Four Suggested Solutions For Faculty

1. Set students up for success:

If college readiness is a concern for a student, additional resources should be sought. Dr. Neuwirth mentions SUNY-OW and many others have highly effective programs that help students transition into a college-learning environment from a high school one, which students should be made aware of sooner than later.

2. Reinforce the importance of note-taking:

Dr. Neuwirth recommends that, on the first day of class, students be explained the importance of note-taking and how to take good notes. "Knowing that up front, and then utilizing programs like Flipd, helps keep students to stay on the right path," he says. Considering the Pop-Tart experiment, students need to be preoccupied with the academic task at hand, instead of something else.

3. Encourage success through overcoming failures and meaningful discussions:

“Life is less interesting if everyone succeeds," Dr Neuwirth argues.
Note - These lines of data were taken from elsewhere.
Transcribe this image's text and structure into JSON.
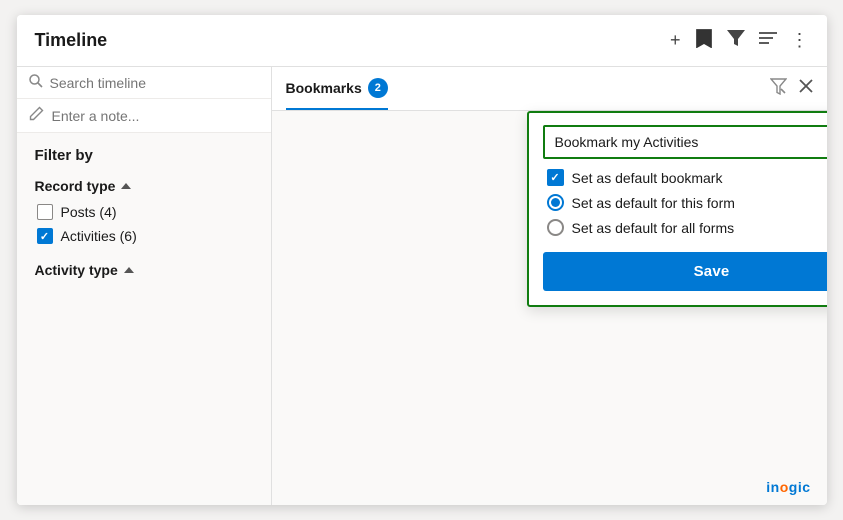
{
  "header": {
    "title": "Timeline",
    "icons": {
      "plus": "+",
      "bookmark": "🔖",
      "filter": "⊍",
      "sort": "≡",
      "more": "⋮"
    }
  },
  "search": {
    "placeholder": "Search timeline",
    "icon": "🔍"
  },
  "note": {
    "placeholder": "Enter a note..."
  },
  "bookmarks_tab": {
    "label": "Bookmarks",
    "count": "2"
  },
  "bookmark_popup": {
    "input_value": "Bookmark my Activities",
    "option1": "Set as default bookmark",
    "option2": "Set as default for this form",
    "option3": "Set as default for all forms",
    "save_label": "Save"
  },
  "filter": {
    "title": "Filter by",
    "record_type_label": "Record type",
    "items": [
      {
        "label": "Posts (4)",
        "checked": false
      },
      {
        "label": "Activities (6)",
        "checked": true
      }
    ],
    "activity_type_label": "Activity type"
  },
  "branding": {
    "logo": "inogic"
  }
}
He emphasizes that students need to be eased into an academic culture where failure is part of their path to success (i.e., shaping their success through gradual approximations) — where they become increasingly comfortable with participating, receiving feedback, and accepting honest critiques or failure in order to recognize what needs to be addressed to achieve success.

4. Close the technology gap:

Permitting students to skim for superficial information undermines the purpose of higher academic pursuits. "Students shouldn't assume the top hits on any search engine must be the most important document related to what they're asking about," Dr. Neuwirth says. Setting the bar higher forces students to dig deeper, beyond what is easily accessible and comfortable.

TRY FLIPD FOR FREE


LorenzNeuwirth.jpg

 

Dr. Lorenz S. Neuwirth is deeply devoted to finding new and creative ways in advancing undergraduate student education through technology in the classroom. Additionally, Dr. Neuwirth is a developmental behavioral neuroscientist with over 10 years of training in both applied and basic research understanding how environmental contaminants alter brain development causing social, emotional, and intellectual disabilities.

As a scientist, he is passionate about increasing and engaging underrepresented minority students (URMs) in STEM fields. Dr. Neuwirth actively mentors undergraduate students to genuinely consider careers in the STEM fields and to obtain an enriched experience at SUNY-OW to critically evaluate the world with an objective lens. One such example, Dr. Neuwirth was recently awarded a Faculty for Undergraduate Neuroscience (FUN) grant, through which he provided the students he mentors a unique opportunity to be trained in neurosurgery at the undergraduate level.